### AIM OF THE EXERCISE:
A full, exact copy of the records below is the required answer.

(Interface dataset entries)
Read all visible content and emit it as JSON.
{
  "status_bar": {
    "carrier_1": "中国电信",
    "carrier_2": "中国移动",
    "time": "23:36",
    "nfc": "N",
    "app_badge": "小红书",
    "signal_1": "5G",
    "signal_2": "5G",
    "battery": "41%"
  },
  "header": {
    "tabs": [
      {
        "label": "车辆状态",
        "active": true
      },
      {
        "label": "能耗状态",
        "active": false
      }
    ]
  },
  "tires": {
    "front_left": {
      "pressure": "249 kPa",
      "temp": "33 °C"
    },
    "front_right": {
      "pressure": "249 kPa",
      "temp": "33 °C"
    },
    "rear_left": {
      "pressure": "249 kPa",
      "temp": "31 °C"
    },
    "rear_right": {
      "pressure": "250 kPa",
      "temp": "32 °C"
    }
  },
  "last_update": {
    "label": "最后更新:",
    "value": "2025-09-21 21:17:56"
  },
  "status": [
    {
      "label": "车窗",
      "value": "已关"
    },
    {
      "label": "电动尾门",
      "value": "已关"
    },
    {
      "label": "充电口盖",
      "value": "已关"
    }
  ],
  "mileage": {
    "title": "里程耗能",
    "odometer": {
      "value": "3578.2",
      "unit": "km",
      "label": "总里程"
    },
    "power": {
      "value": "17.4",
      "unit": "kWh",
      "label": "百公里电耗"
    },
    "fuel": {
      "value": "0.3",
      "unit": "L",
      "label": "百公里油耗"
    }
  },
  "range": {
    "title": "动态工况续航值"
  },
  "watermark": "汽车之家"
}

### RESPONSE AREA:
Read all visible content and emit it as JSON.
{
  "status_bar": {
    "carrier_1": "中国电信",
    "carrier_2": "中国移动",
    "time": "23:36",
    "nfc": "N",
    "app_badge": "小红书",
    "signal_1": "5G",
    "signal_2": "5G",
    "battery": "41%"
  },
  "header": {
    "tabs": [
      {
        "label": "车辆状态",
        "active": true
      },
      {
        "label": "能耗状态",
        "active": false
      }
    ]
  },
  "tires": {
    "front_left": {
      "pressure": "249 kPa",
      "temp": "33 °C"
    },
    "front_right": {
      "pressure": "249 kPa",
      "temp": "33 °C"
    },
    "rear_left": {
      "pressure": "249 kPa",
      "temp": "31 °C"
    },
    "rear_right": {
      "pressure": "250 kPa",
      "temp": "32 °C"
    }
  },
  "last_update": {
    "label": "最后更新:",
    "value": "2025-09-21 21:17:56"
  },
  "status": [
    {
      "label": "车窗",
      "value": "已关"
    },
    {
      "label": "电动尾门",
      "value": "已关"
    },
    {
      "label": "充电口盖",
      "value": "已关"
    }
  ],
  "mileage": {
    "title": "里程耗能",
    "odometer": {
      "value": "3578.2",
      "unit": "km",
      "label": "总里程"
    },
    "power": {
      "value": "17.4",
      "unit": "kWh",
      "label": "百公里电耗"
    },
    "fuel": {
      "value": "0.3",
      "unit": "L",
      "label": "百公里油耗"
    }
  },
  "range": {
    "title": "动态工况续航值"
  },
  "watermark": "汽车之家"
}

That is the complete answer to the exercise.